* [Recorded data]
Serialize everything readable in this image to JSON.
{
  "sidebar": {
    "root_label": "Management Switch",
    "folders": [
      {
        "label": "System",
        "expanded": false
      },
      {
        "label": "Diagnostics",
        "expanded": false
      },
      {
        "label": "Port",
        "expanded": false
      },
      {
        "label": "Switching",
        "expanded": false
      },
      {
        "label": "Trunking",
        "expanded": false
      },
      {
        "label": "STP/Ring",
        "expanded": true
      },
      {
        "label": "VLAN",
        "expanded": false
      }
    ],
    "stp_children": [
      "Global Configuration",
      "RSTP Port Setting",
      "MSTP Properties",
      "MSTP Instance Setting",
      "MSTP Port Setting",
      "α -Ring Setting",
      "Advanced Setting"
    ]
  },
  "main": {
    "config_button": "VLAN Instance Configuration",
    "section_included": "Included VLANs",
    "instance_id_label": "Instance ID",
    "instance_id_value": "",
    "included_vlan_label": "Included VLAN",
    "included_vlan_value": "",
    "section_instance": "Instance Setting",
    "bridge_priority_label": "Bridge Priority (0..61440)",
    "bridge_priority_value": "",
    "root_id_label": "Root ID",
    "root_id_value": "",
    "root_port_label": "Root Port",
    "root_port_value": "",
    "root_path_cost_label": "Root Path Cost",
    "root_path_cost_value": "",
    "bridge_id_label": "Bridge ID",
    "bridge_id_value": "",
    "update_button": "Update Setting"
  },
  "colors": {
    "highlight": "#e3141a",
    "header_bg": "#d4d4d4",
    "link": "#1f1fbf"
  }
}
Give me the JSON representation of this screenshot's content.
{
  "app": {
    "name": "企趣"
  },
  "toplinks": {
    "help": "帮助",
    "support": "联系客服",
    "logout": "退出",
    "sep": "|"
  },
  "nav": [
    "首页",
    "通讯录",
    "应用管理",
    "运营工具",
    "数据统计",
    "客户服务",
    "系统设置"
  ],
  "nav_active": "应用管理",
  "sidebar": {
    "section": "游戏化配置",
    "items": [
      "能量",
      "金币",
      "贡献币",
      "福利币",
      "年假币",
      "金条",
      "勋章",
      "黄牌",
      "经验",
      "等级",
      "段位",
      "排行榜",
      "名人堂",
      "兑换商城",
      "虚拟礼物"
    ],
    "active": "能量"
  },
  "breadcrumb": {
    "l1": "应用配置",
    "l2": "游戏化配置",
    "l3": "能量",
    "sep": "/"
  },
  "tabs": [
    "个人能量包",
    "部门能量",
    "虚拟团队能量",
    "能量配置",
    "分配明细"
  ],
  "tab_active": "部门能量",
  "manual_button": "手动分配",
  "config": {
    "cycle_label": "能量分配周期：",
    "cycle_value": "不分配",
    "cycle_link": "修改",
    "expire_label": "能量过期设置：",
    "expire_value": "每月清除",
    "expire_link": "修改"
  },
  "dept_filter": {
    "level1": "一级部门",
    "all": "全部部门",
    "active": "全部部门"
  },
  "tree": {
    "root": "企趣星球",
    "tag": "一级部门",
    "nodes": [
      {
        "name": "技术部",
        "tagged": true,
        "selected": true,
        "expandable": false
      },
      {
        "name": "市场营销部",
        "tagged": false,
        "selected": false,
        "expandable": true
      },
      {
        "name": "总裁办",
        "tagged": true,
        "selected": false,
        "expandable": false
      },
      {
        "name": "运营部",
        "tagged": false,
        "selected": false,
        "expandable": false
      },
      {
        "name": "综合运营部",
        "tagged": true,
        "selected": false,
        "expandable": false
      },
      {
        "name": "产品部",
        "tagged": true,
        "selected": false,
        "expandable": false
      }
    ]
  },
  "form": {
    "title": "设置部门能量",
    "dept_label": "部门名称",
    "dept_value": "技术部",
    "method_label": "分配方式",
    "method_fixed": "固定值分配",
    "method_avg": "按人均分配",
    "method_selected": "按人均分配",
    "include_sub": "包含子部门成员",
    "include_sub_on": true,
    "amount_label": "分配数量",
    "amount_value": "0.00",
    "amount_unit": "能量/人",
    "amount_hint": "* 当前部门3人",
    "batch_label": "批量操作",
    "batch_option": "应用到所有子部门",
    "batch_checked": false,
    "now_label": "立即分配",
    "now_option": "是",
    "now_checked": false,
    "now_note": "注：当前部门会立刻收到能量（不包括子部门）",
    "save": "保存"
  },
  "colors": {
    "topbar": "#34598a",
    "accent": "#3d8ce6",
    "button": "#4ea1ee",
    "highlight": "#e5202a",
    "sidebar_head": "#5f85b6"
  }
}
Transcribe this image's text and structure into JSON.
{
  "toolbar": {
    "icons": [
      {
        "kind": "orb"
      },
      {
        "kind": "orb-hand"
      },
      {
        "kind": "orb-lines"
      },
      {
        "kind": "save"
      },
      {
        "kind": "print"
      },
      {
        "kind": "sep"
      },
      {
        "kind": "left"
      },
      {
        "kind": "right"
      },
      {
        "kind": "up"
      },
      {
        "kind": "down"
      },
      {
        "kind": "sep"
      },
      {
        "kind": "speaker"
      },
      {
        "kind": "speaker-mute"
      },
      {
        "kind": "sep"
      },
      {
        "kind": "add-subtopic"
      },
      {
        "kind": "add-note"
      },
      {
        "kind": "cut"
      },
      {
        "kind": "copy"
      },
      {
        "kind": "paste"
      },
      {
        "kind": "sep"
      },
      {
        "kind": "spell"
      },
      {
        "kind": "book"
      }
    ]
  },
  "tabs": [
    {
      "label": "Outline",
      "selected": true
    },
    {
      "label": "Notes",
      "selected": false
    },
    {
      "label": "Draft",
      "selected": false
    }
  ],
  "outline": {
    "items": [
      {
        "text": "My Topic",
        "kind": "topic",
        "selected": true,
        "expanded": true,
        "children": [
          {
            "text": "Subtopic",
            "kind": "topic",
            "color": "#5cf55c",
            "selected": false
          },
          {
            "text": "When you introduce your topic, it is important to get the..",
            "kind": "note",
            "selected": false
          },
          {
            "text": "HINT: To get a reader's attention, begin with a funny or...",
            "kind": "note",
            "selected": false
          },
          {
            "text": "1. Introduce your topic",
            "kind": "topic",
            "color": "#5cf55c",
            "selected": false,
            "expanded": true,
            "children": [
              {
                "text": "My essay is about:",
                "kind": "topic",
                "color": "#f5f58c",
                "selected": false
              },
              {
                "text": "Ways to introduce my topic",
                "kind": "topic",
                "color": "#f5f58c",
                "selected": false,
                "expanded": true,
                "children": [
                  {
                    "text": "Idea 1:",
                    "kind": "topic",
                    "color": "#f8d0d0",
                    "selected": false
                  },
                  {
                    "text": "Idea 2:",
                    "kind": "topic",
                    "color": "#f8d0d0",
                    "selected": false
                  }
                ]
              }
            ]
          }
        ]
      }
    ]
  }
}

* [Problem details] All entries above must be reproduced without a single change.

* [Your solution]
Serialize everything readable in this image to JSON.
{
  "sidebar": {
    "root_label": "Management Switch",
    "folders": [
      {
        "label": "System",
        "expanded": false
      },
      {
        "label": "Diagnostics",
        "expanded": false
      },
      {
        "label": "Port",
        "expanded": false
      },
      {
        "label": "Switching",
        "expanded": false
      },
      {
        "label": "Trunking",
        "expanded": false
      },
      {
        "label": "STP/Ring",
        "expanded": true
      },
      {
        "label": "VLAN",
        "expanded": false
      }
    ],
    "stp_children": [
      "Global Configuration",
      "RSTP Port Setting",
      "MSTP Properties",
      "MSTP Instance Setting",
      "MSTP Port Setting",
      "α -Ring Setting",
      "Advanced Setting"
    ]
  },
  "main": {
    "config_button": "VLAN Instance Configuration",
    "section_included": "Included VLANs",
    "instance_id_label": "Instance ID",
    "instance_id_value": "",
    "included_vlan_label": "Included VLAN",
    "included_vlan_value": "",
    "section_instance": "Instance Setting",
    "bridge_priority_label": "Bridge Priority (0..61440)",
    "bridge_priority_value": "",
    "root_id_label": "Root ID",
    "root_id_value": "",
    "root_port_label": "Root Port",
    "root_port_value": "",
    "root_path_cost_label": "Root Path Cost",
    "root_path_cost_value": "",
    "bridge_id_label": "Bridge ID",
    "bridge_id_value": "",
    "update_button": "Update Setting"
  },
  "colors": {
    "highlight": "#e3141a",
    "header_bg": "#d4d4d4",
    "link": "#1f1fbf"
  }
}
Give me the JSON representation of this screenshot's content.
{
  "app": {
    "name": "企趣"
  },
  "toplinks": {
    "help": "帮助",
    "support": "联系客服",
    "logout": "退出",
    "sep": "|"
  },
  "nav": [
    "首页",
    "通讯录",
    "应用管理",
    "运营工具",
    "数据统计",
    "客户服务",
    "系统设置"
  ],
  "nav_active": "应用管理",
  "sidebar": {
    "section": "游戏化配置",
    "items": [
      "能量",
      "金币",
      "贡献币",
      "福利币",
      "年假币",
      "金条",
      "勋章",
      "黄牌",
      "经验",
      "等级",
      "段位",
      "排行榜",
      "名人堂",
      "兑换商城",
      "虚拟礼物"
    ],
    "active": "能量"
  },
  "breadcrumb": {
    "l1": "应用配置",
    "l2": "游戏化配置",
    "l3": "能量",
    "sep": "/"
  },
  "tabs": [
    "个人能量包",
    "部门能量",
    "虚拟团队能量",
    "能量配置",
    "分配明细"
  ],
  "tab_active": "部门能量",
  "manual_button": "手动分配",
  "config": {
    "cycle_label": "能量分配周期：",
    "cycle_value": "不分配",
    "cycle_link": "修改",
    "expire_label": "能量过期设置：",
    "expire_value": "每月清除",
    "expire_link": "修改"
  },
  "dept_filter": {
    "level1": "一级部门",
    "all": "全部部门",
    "active": "全部部门"
  },
  "tree": {
    "root": "企趣星球",
    "tag": "一级部门",
    "nodes": [
      {
        "name": "技术部",
        "tagged": true,
        "selected": true,
        "expandable": false
      },
      {
        "name": "市场营销部",
        "tagged": false,
        "selected": false,
        "expandable": true
      },
      {
        "name": "总裁办",
        "tagged": true,
        "selected": false,
        "expandable": false
      },
      {
        "name": "运营部",
        "tagged": false,
        "selected": false,
        "expandable": false
      },
      {
        "name": "综合运营部",
        "tagged": true,
        "selected": false,
        "expandable": false
      },
      {
        "name": "产品部",
        "tagged": true,
        "selected": false,
        "expandable": false
      }
    ]
  },
  "form": {
    "title": "设置部门能量",
    "dept_label": "部门名称",
    "dept_value": "技术部",
    "method_label": "分配方式",
    "method_fixed": "固定值分配",
    "method_avg": "按人均分配",
    "method_selected": "按人均分配",
    "include_sub": "包含子部门成员",
    "include_sub_on": true,
    "amount_label": "分配数量",
    "amount_value": "0.00",
    "amount_unit": "能量/人",
    "amount_hint": "* 当前部门3人",
    "batch_label": "批量操作",
    "batch_option": "应用到所有子部门",
    "batch_checked": false,
    "now_label": "立即分配",
    "now_option": "是",
    "now_checked": false,
    "now_note": "注：当前部门会立刻收到能量（不包括子部门）",
    "save": "保存"
  },
  "colors": {
    "topbar": "#34598a",
    "accent": "#3d8ce6",
    "button": "#4ea1ee",
    "highlight": "#e5202a",
    "sidebar_head": "#5f85b6"
  }
}
Transcribe this image's text and structure into JSON.
{
  "toolbar": {
    "icons": [
      {
        "kind": "orb"
      },
      {
        "kind": "orb-hand"
      },
      {
        "kind": "orb-lines"
      },
      {
        "kind": "save"
      },
      {
        "kind": "print"
      },
      {
        "kind": "sep"
      },
      {
        "kind": "left"
      },
      {
        "kind": "right"
      },
      {
        "kind": "up"
      },
      {
        "kind": "down"
      },
      {
        "kind": "sep"
      },
      {
        "kind": "speaker"
      },
      {
        "kind": "speaker-mute"
      },
      {
        "kind": "sep"
      },
      {
        "kind": "add-subtopic"
      },
      {
        "kind": "add-note"
      },
      {
        "kind": "cut"
      },
      {
        "kind": "copy"
      },
      {
        "kind": "paste"
      },
      {
        "kind": "sep"
      },
      {
        "kind": "spell"
      },
      {
        "kind": "book"
      }
    ]
  },
  "tabs": [
    {
      "label": "Outline",
      "selected": true
    },
    {
      "label": "Notes",
      "selected": false
    },
    {
      "label": "Draft",
      "selected": false
    }
  ],
  "outline": {
    "items": [
      {
        "text": "My Topic",
        "kind": "topic",
        "selected": true,
        "expanded": true,
        "children": [
          {
            "text": "Subtopic",
            "kind": "topic",
            "color": "#5cf55c",
            "selected": false
          },
          {
            "text": "When you introduce your topic, it is important to get the..",
            "kind": "note",
            "selected": false
          },
          {
            "text": "HINT: To get a reader's attention, begin with a funny or...",
            "kind": "note",
            "selected": false
          },
          {
            "text": "1. Introduce your topic",
            "kind": "topic",
            "color": "#5cf55c",
            "selected": false,
            "expanded": true,
            "children": [
              {
                "text": "My essay is about:",
                "kind": "topic",
                "color": "#f5f58c",
                "selected": false
              },
              {
                "text": "Ways to introduce my topic",
                "kind": "topic",
                "color": "#f5f58c",
                "selected": false,
                "expanded": true,
                "children": [
                  {
                    "text": "Idea 1:",
                    "kind": "topic",
                    "color": "#f8d0d0",
                    "selected": false
                  },
                  {
                    "text": "Idea 2:",
                    "kind": "topic",
                    "color": "#f8d0d0",
                    "selected": false
                  }
                ]
              }
            ]
          }
        ]
      }
    ]
  }
}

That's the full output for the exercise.